== Items from an interface collection ==
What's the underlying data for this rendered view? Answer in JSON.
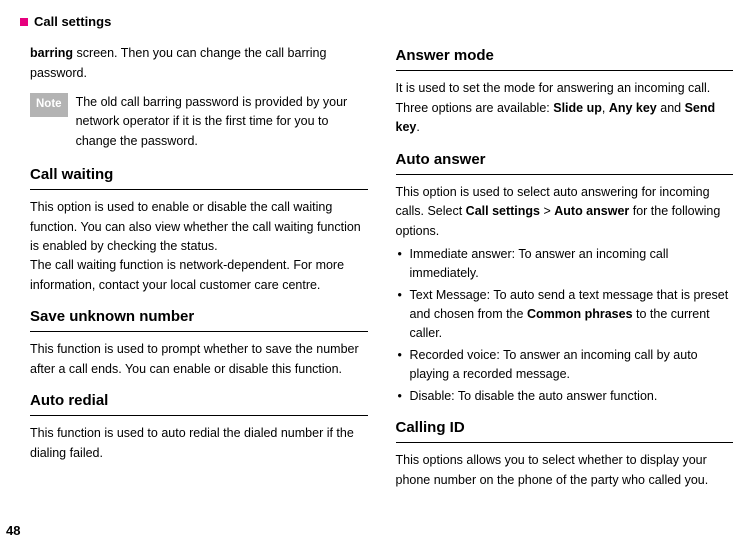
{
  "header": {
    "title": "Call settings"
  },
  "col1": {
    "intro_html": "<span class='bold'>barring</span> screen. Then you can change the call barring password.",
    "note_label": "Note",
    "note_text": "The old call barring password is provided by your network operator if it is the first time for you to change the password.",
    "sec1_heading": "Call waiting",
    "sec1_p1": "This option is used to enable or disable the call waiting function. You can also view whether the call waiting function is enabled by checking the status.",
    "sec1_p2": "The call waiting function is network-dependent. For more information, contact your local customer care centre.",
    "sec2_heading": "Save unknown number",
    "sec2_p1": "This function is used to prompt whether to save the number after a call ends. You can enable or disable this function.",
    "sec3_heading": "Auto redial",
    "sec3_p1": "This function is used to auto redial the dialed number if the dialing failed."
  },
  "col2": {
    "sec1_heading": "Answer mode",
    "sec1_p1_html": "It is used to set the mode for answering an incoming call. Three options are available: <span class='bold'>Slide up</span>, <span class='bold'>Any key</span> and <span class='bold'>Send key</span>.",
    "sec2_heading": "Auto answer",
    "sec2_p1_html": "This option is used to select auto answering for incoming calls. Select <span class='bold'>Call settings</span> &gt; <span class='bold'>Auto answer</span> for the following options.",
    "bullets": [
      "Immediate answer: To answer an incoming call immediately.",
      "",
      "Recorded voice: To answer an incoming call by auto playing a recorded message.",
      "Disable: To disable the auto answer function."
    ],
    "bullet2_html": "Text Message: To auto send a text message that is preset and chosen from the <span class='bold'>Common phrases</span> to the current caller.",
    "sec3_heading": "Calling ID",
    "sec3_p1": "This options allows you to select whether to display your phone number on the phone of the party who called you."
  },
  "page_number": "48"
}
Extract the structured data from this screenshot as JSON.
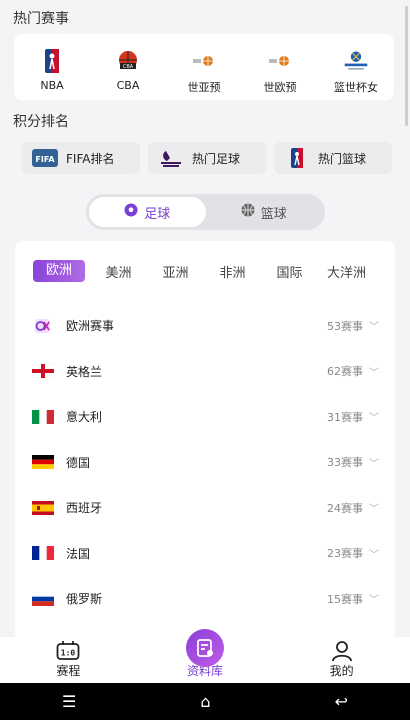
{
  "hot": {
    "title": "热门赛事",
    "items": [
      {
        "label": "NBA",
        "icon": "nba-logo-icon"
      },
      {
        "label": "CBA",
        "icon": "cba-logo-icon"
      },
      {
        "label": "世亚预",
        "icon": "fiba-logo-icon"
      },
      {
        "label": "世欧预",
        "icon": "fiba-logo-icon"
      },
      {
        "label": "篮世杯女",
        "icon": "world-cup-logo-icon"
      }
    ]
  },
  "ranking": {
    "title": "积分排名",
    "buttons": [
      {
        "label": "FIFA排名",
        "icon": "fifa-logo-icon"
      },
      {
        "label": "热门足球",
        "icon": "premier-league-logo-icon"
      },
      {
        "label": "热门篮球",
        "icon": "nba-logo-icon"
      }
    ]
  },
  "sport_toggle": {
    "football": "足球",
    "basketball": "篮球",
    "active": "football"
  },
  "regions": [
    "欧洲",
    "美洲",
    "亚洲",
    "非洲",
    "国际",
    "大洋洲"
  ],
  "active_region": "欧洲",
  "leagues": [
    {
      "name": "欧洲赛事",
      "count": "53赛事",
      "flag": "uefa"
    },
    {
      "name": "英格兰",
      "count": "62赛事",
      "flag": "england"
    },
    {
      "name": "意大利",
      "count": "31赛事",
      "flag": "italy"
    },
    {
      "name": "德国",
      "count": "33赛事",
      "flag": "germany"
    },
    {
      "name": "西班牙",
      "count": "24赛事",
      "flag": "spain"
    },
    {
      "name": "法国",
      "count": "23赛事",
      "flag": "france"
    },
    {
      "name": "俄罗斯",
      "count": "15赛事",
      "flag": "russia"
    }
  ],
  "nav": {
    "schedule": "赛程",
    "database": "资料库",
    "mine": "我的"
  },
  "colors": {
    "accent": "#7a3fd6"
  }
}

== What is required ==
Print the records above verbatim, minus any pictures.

== Your solution ==
What's the underlying data for this rendered view? Answer in JSON.
{
  "header": {
    "title": "Call settings"
  },
  "col1": {
    "intro_html": "<span class='bold'>barring</span> screen. Then you can change the call barring password.",
    "note_label": "Note",
    "note_text": "The old call barring password is provided by your network operator if it is the first time for you to change the password.",
    "sec1_heading": "Call waiting",
    "sec1_p1": "This option is used to enable or disable the call waiting function. You can also view whether the call waiting function is enabled by checking the status.",
    "sec1_p2": "The call waiting function is network-dependent. For more information, contact your local customer care centre.",
    "sec2_heading": "Save unknown number",
    "sec2_p1": "This function is used to prompt whether to save the number after a call ends. You can enable or disable this function.",
    "sec3_heading": "Auto redial",
    "sec3_p1": "This function is used to auto redial the dialed number if the dialing failed."
  },
  "col2": {
    "sec1_heading": "Answer mode",
    "sec1_p1_html": "It is used to set the mode for answering an incoming call. Three options are available: <span class='bold'>Slide up</span>, <span class='bold'>Any key</span> and <span class='bold'>Send key</span>.",
    "sec2_heading": "Auto answer",
    "sec2_p1_html": "This option is used to select auto answering for incoming calls. Select <span class='bold'>Call settings</span> &gt; <span class='bold'>Auto answer</span> for the following options.",
    "bullets": [
      "Immediate answer: To answer an incoming call immediately.",
      "",
      "Recorded voice: To answer an incoming call by auto playing a recorded message.",
      "Disable: To disable the auto answer function."
    ],
    "bullet2_html": "Text Message: To auto send a text message that is preset and chosen from the <span class='bold'>Common phrases</span> to the current caller.",
    "sec3_heading": "Calling ID",
    "sec3_p1": "This options allows you to select whether to display your phone number on the phone of the party who called you."
  },
  "page_number": "48"
}
Extract the structured data from this screenshot as JSON.
{
  "hot": {
    "title": "热门赛事",
    "items": [
      {
        "label": "NBA",
        "icon": "nba-logo-icon"
      },
      {
        "label": "CBA",
        "icon": "cba-logo-icon"
      },
      {
        "label": "世亚预",
        "icon": "fiba-logo-icon"
      },
      {
        "label": "世欧预",
        "icon": "fiba-logo-icon"
      },
      {
        "label": "篮世杯女",
        "icon": "world-cup-logo-icon"
      }
    ]
  },
  "ranking": {
    "title": "积分排名",
    "buttons": [
      {
        "label": "FIFA排名",
        "icon": "fifa-logo-icon"
      },
      {
        "label": "热门足球",
        "icon": "premier-league-logo-icon"
      },
      {
        "label": "热门篮球",
        "icon": "nba-logo-icon"
      }
    ]
  },
  "sport_toggle": {
    "football": "足球",
    "basketball": "篮球",
    "active": "football"
  },
  "regions": [
    "欧洲",
    "美洲",
    "亚洲",
    "非洲",
    "国际",
    "大洋洲"
  ],
  "active_region": "欧洲",
  "leagues": [
    {
      "name": "欧洲赛事",
      "count": "53赛事",
      "flag": "uefa"
    },
    {
      "name": "英格兰",
      "count": "62赛事",
      "flag": "england"
    },
    {
      "name": "意大利",
      "count": "31赛事",
      "flag": "italy"
    },
    {
      "name": "德国",
      "count": "33赛事",
      "flag": "germany"
    },
    {
      "name": "西班牙",
      "count": "24赛事",
      "flag": "spain"
    },
    {
      "name": "法国",
      "count": "23赛事",
      "flag": "france"
    },
    {
      "name": "俄罗斯",
      "count": "15赛事",
      "flag": "russia"
    }
  ],
  "nav": {
    "schedule": "赛程",
    "database": "资料库",
    "mine": "我的"
  },
  "colors": {
    "accent": "#7a3fd6"
  }
}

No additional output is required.